Square should also be commended on adapting the games structure and interfaces for console. For this review I have played a substantial amount of time on both versions and there is little to separate them when all is said and done. And for those who are still having trouble with the console version, fear not as it is fully USB Keyboard compatible. In short, the experience is barely hindered by playing on console and considering how traditional an MMO A Realm Reborn is, this is no small feat.
However, where FFXIV: A Realm Reborn really shines and breaks new ground is with its combat and job system. Players are now able to change jobs at any time simply by equipping new gear. More jobs are also unlocked at later points as you progress giving a feeling of freedom to the combat that is rarely seen in an MMO. The combat is also very well designed, allowing for some clever animations and OAE tweaks that seem to set it apart from other MMO’s even though much of it is the same as what has come before in this well populated genre.
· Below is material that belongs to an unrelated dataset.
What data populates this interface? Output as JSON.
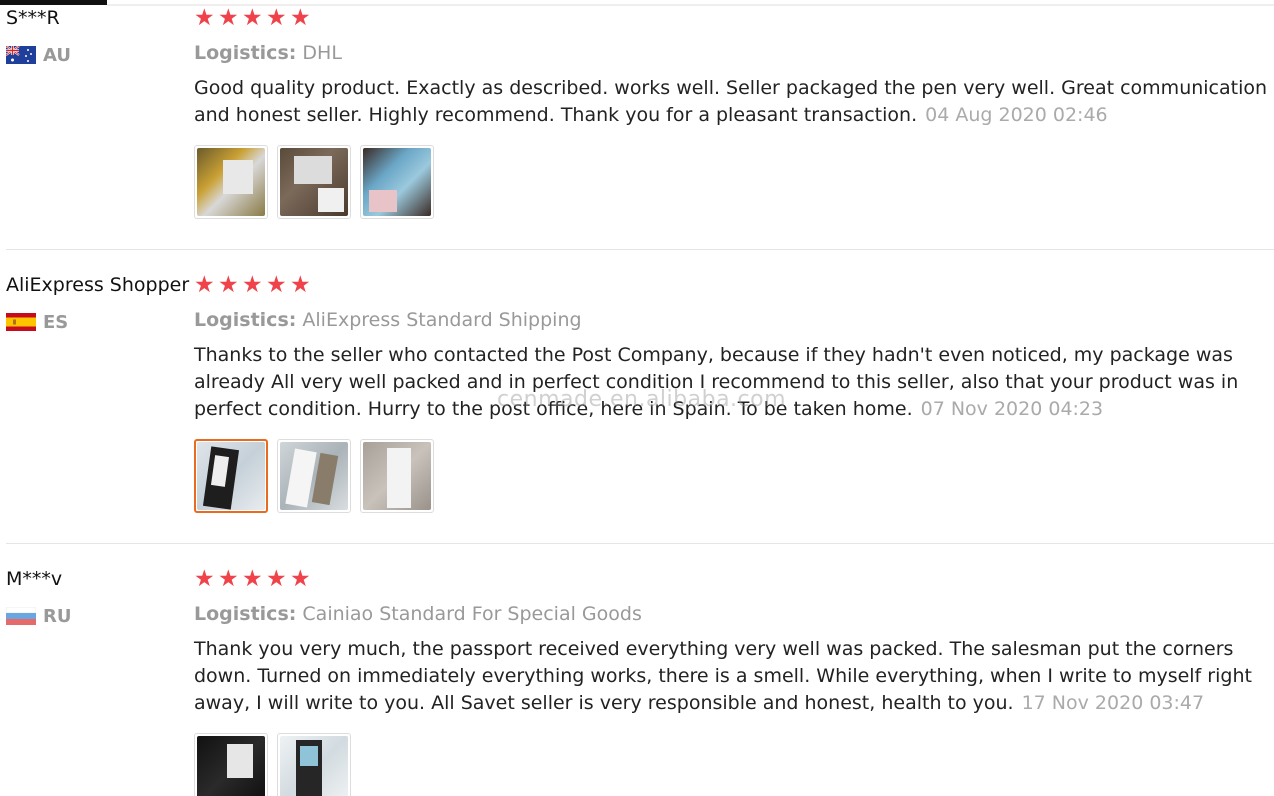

Another new addition here is the inclusion of FATE events. These are essentially the same as Guild Wars 2’s dynamic events and will appear randomly on the map for anyone in the area to jump into. Although a great addition, these do unfortunately give rise to one of A Realm Reborn’s problems. At later levels these soon become the best source of EXP meaning they are often replayed over and over. This in turn gets dull and shows that the games balancing is currently dropping off at later levels. It will be interesting to see how Square progresses content over the coming months to combat this.
One of the other potential problems here is the infamous monthly subscription business model. Although the game itself is being sold at a low price globally to compensate and many players will have no problem with paying monthly, the worry here is the history of others in this genre. With World of Warcraft still dominating, many MMO’s such as Star Trek Online and The Old Republic have launched with this business model only to be forced to alter later for the Free to Play/Micro-transaction dynamic. This in turn makes me wonder if a Pay to Play, Guild Wars 2 style take may have served Square better in the long run. Still, only time will tell I guess.
Despite a few issues and being a little traditionalist, Final Fantasy XIV: A Realm Reborn is still the best MMO experience currently available on PS3, not to mention PC. From the ashes, Square Enix have managed to save this failure and turn it around making A Realm Reborn the perfect apology and a welcome success for a franchise that has had its fair share of criticism in recent years. Luckily for us Square Enix is seemingly on the mend.